During 2004–2011 the County Administration gave a number of necessary consents for ten wave energy converters, along with an additional 30 buoys for environmental impact studies. Special consents were needed, such as for the sea cable from the project area to the mainland grid at the nearby island of Gullholmen. All old consents ran until the end of 2013. At the end of 2014 a full scale application was filed to the Environmental Court which was proceeded by a large number of consultations and full scale Environmental Impact Assessment. Consultations with stakeholders involved local inhabitants, fishing organizations, local governments and the National Maritime Administration and were necessary in order to obtain the permits referred to above and thereby the use of the area.
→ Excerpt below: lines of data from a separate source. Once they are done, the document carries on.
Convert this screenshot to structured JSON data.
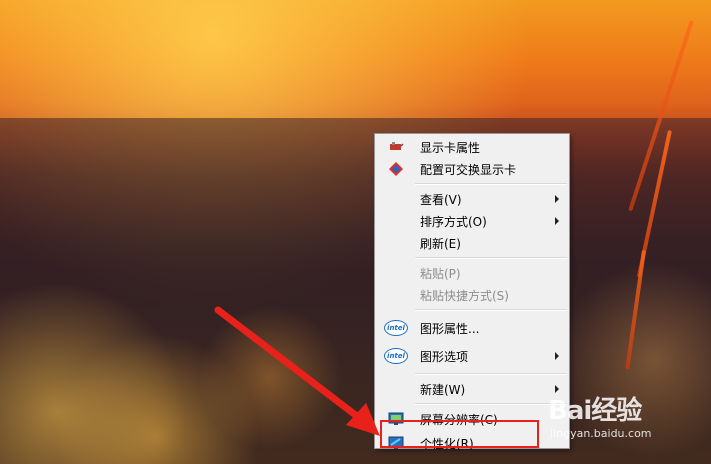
{
  "menu": {
    "items": [
      {
        "label": "显示卡属性",
        "icon": "graphics-card-icon"
      },
      {
        "label": "配置可交换显示卡",
        "icon": "switchable-graphics-icon"
      },
      {
        "label": "查看(V)",
        "submenu": true
      },
      {
        "label": "排序方式(O)",
        "submenu": true
      },
      {
        "label": "刷新(E)"
      },
      {
        "label": "粘贴(P)",
        "disabled": true
      },
      {
        "label": "粘贴快捷方式(S)",
        "disabled": true
      },
      {
        "label": "图形属性...",
        "icon": "intel-icon"
      },
      {
        "label": "图形选项",
        "icon": "intel-icon",
        "submenu": true
      },
      {
        "label": "新建(W)",
        "submenu": true
      },
      {
        "label": "屏幕分辨率(C)",
        "icon": "display-resolution-icon"
      },
      {
        "label": "个性化(R)",
        "icon": "personalize-icon"
      }
    ]
  },
  "intel_logo_text": "intel",
  "watermark": {
    "logo": "Bai经验",
    "sub": "jingyan.baidu.com"
  },
  "colors": {
    "highlight": "#e8221a",
    "menu_bg": "#f0f0f0"
  }
}
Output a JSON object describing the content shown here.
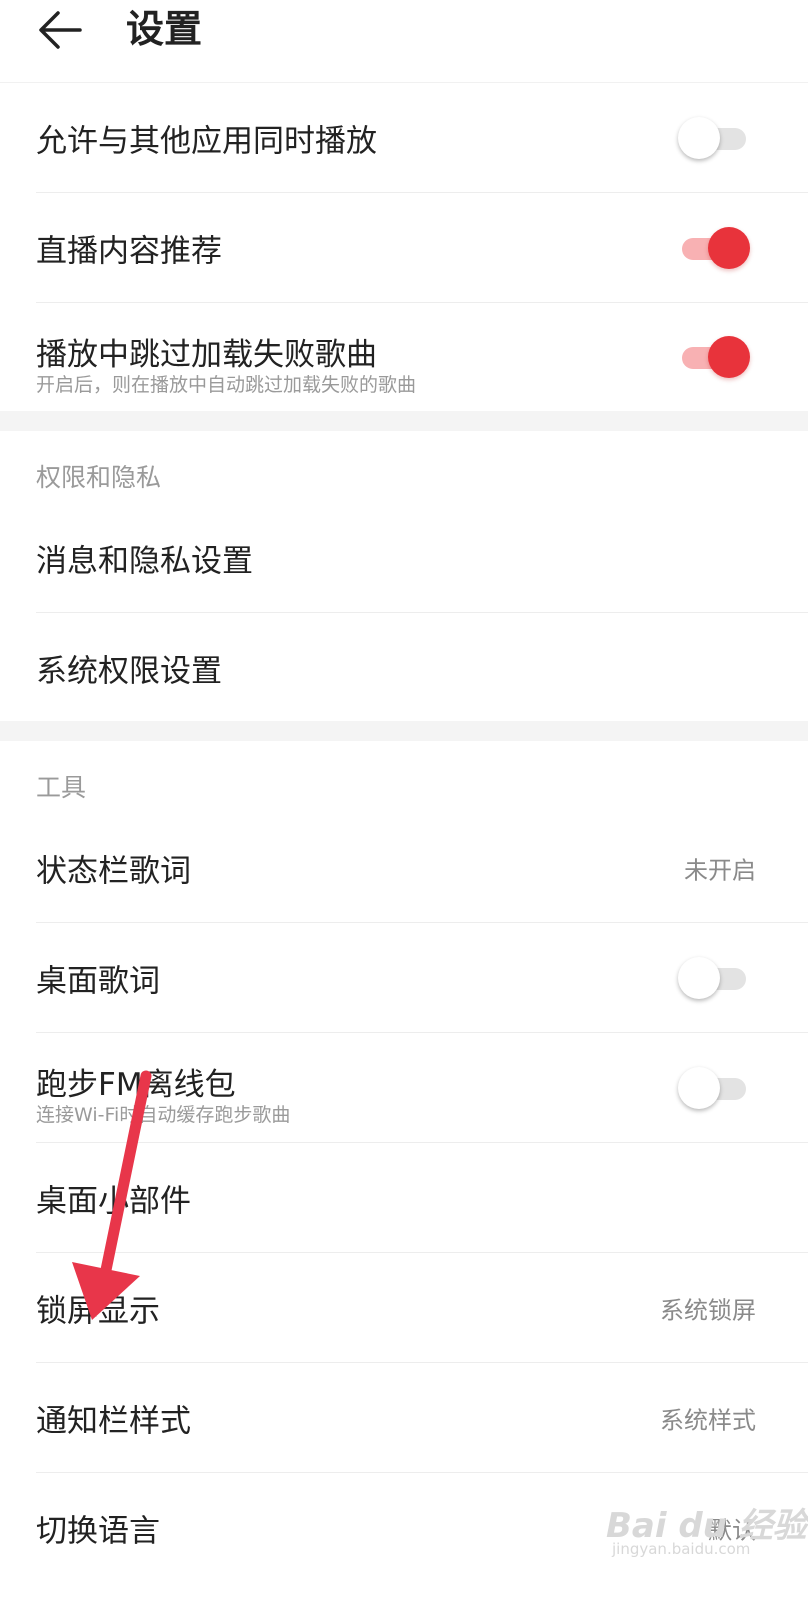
{
  "header": {
    "title": "设置"
  },
  "rows_top": [
    {
      "label": "允许与其他应用同时播放",
      "toggle": "off"
    },
    {
      "label": "直播内容推荐",
      "toggle": "on"
    },
    {
      "label": "播放中跳过加载失败歌曲",
      "sub": "开启后，则在播放中自动跳过加载失败的歌曲",
      "toggle": "on"
    }
  ],
  "privacy": {
    "header": "权限和隐私",
    "items": [
      {
        "label": "消息和隐私设置"
      },
      {
        "label": "系统权限设置"
      }
    ]
  },
  "tools": {
    "header": "工具",
    "items": [
      {
        "label": "状态栏歌词",
        "value": "未开启"
      },
      {
        "label": "桌面歌词",
        "toggle": "off"
      },
      {
        "label": "跑步FM离线包",
        "sub": "连接Wi-Fi时自动缓存跑步歌曲",
        "toggle": "off"
      },
      {
        "label": "桌面小部件"
      },
      {
        "label": "锁屏显示",
        "value": "系统锁屏"
      },
      {
        "label": "通知栏样式",
        "value": "系统样式"
      },
      {
        "label": "切换语言",
        "value": "默认"
      }
    ]
  },
  "watermark": {
    "text": "Bai du 经验",
    "sub": "jingyan.baidu.com"
  },
  "colors": {
    "accent": "#e8333b",
    "annotation_arrow": "#e8364a"
  }
}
The new permit came into legal force in June of 2015 and lasts through 2034. It allows arrays of maximum 20 wave power devices, 2 substations and land cables, plus related equipment. The new permit allows for the use of an area of 0.5 km2 and will make it possible for external use of test site area. External users, however, will need consent from regional authority regarding equipment whereas the EIA can be used for area description etc.
The environmental studies have so far focused on marine organisms living in the seabed (the infauna), organisms involved in biofouling and on mobile fauna, mainly fish and more recently crustaceans. Reef effects directly after deployment of the devices` foundations have been assessed, and continuous investigations on long-term effects are ongoing. Significant difference between foundations with and without cavities is one of the findings, showing how habitat complexity can be applied on low-cost basis. Focus has also been set on measuring underwater noise with extensive development of hydrophone equipment. Also, a PhD-program where sonars are developed and adapted for passive or remotely controlled underwater monitoring is under progress. Seabed mounted sonars have been found to aid in monitoring abundance and behaviour of fish and marine mammals (harbor seals) in the vicinity of wave energy (and other marine energy) installations, being able to operate continuously for longer periods.
Environmental Webpage: http://www.teknik.uu.se/electricity/research-areas/wave-power/recent-activities/
The purpose of the environmental studies being undertaken at the Lysekil test site is to follow up expected, known possible stressors/receptors, follow up new findings, and develop “new” monitoring techniques. Also, and as a condition for the 20 year project, post construction studies are required by the permit, and under control of the regional authorites. Monitoring is being undertaken by Uppsala University, Department of Engineering Sciences, Division of Electricity, and funded by various research foundations, utility companies, etc. So far, and a key finding, is that effects/impact by presence or operation of WEC’s is low, and that positive effects in terms of artificial reef effects, FAD’s and no take zone (esp. crustaceans) also are important.